Forty years ago, my friend Yehudi Menuhin asked me for help in realising a dream close to his heart. His experiences performing during the Second World War and his abiding concern for the development of our most talented young musicians had combined to form a unique dual purpose: to support the best of our young musicians as they embarked on a professional career, and at the same time reach those in the community who had least opportunity to experience the joy and benefits of being involved in live performance.
I could hardly have imagined that we were embarking on an adventure which would create a charitable and cultural institution at the heart of Britain's musical life.
Although the value of performances in community settings was obvious to us, community venues had to be persuaded that we had something to offer to offset the disruption of routine that we might cause. Many in the musical establishment believed that support would only grow for performances in high profile venues, rather than fulfilling our principle aim to take live music into the places where people spend their lives.
Today the scheme stretches throughout the UK. We have undertaken over 50,000 performances reaching over two and a half million people, and trained thousands of professional musicians. Live Music Now is a part of people's daily lives in special schools, community centres, prisons, hospitals, village halls and care homes with over 2,500 performances and workshops being given annually to some 150,000 people each year.
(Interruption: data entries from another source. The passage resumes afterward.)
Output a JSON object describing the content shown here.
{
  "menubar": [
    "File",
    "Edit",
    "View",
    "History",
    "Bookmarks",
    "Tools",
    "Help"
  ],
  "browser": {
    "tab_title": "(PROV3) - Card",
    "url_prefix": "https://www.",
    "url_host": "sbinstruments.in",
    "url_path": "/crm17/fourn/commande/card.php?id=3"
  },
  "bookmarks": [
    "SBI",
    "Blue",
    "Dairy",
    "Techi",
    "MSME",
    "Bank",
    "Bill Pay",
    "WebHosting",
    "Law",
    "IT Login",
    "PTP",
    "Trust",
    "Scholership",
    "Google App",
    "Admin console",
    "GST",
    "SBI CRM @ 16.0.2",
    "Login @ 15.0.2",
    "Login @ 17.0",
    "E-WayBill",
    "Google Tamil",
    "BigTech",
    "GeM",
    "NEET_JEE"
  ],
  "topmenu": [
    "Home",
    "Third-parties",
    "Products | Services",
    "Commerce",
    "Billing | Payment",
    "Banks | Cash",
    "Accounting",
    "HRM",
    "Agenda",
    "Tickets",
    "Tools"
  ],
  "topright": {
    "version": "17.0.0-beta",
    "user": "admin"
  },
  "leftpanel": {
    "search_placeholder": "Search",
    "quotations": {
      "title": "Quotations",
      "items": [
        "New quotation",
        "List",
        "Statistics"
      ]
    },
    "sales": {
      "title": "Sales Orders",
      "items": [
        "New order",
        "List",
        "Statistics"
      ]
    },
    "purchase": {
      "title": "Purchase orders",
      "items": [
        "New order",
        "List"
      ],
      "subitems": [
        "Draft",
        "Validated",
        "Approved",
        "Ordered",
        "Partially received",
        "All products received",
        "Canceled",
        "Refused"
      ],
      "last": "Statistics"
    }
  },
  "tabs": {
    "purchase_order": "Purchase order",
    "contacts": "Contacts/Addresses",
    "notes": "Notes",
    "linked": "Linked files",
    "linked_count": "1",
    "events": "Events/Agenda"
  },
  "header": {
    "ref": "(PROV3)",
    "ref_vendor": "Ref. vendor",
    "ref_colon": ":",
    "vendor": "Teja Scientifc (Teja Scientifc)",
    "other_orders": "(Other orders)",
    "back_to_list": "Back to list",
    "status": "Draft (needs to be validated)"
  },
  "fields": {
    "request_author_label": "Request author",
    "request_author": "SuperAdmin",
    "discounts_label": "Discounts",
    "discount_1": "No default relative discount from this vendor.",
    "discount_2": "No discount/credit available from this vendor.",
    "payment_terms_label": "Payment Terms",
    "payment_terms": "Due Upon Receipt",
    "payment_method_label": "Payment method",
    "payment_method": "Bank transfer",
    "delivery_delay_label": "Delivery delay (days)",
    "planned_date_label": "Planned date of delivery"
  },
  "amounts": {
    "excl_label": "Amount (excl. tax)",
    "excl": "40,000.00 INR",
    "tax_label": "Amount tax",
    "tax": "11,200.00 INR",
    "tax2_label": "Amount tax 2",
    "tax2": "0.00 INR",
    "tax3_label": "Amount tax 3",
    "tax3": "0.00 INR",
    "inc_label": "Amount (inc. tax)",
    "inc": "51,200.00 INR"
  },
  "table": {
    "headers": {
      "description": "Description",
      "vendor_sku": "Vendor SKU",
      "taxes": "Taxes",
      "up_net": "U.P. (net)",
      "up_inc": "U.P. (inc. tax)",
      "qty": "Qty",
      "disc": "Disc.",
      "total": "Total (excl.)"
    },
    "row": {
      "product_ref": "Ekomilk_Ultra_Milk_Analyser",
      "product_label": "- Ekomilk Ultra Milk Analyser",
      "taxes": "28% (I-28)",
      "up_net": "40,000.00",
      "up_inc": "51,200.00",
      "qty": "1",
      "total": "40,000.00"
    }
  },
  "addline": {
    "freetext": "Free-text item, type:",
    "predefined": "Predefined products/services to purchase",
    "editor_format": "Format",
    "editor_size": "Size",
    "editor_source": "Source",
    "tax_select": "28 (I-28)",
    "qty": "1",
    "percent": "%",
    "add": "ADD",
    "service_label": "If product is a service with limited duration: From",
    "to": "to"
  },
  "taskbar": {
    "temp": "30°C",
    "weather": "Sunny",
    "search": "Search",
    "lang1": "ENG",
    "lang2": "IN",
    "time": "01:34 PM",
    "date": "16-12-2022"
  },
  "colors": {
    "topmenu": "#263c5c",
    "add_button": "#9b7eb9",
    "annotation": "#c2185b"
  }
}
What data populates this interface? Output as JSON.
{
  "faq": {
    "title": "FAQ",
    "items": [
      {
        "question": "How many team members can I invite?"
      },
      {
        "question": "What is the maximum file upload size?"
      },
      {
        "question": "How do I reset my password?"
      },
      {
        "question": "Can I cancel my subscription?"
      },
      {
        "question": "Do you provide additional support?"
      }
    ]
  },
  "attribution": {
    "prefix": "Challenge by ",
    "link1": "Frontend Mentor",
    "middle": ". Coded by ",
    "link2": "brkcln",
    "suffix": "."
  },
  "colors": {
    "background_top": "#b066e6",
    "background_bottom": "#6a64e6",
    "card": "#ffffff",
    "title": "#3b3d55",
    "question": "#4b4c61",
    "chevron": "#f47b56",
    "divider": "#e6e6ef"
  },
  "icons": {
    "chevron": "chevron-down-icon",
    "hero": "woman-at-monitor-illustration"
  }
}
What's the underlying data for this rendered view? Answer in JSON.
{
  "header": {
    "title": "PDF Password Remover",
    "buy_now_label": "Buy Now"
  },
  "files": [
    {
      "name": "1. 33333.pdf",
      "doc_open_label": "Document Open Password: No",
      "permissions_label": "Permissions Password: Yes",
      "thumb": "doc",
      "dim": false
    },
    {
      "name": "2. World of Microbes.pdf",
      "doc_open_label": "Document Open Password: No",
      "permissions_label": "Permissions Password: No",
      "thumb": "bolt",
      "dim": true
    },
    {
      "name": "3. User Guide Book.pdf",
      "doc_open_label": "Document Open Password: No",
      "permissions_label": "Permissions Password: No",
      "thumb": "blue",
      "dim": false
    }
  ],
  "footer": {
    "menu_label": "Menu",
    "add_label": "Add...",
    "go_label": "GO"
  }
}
Thousands of young musicians have worked with the organisation and our research has shown that the vast majority of them have remained active and highly successful members of the music profession. They are our best advocates for they have seen for themselves the impact of music on the lives of their audiences and participants.
Our understanding of the role which music plays in our emotional, physical and social wellbeing has deepened over the years, and is now generally acknowledged. We are proud and thankful to play a part in extending our knowledge in this area, as well as creating an organisation which has contributed to the UK's pre-eminence in the field.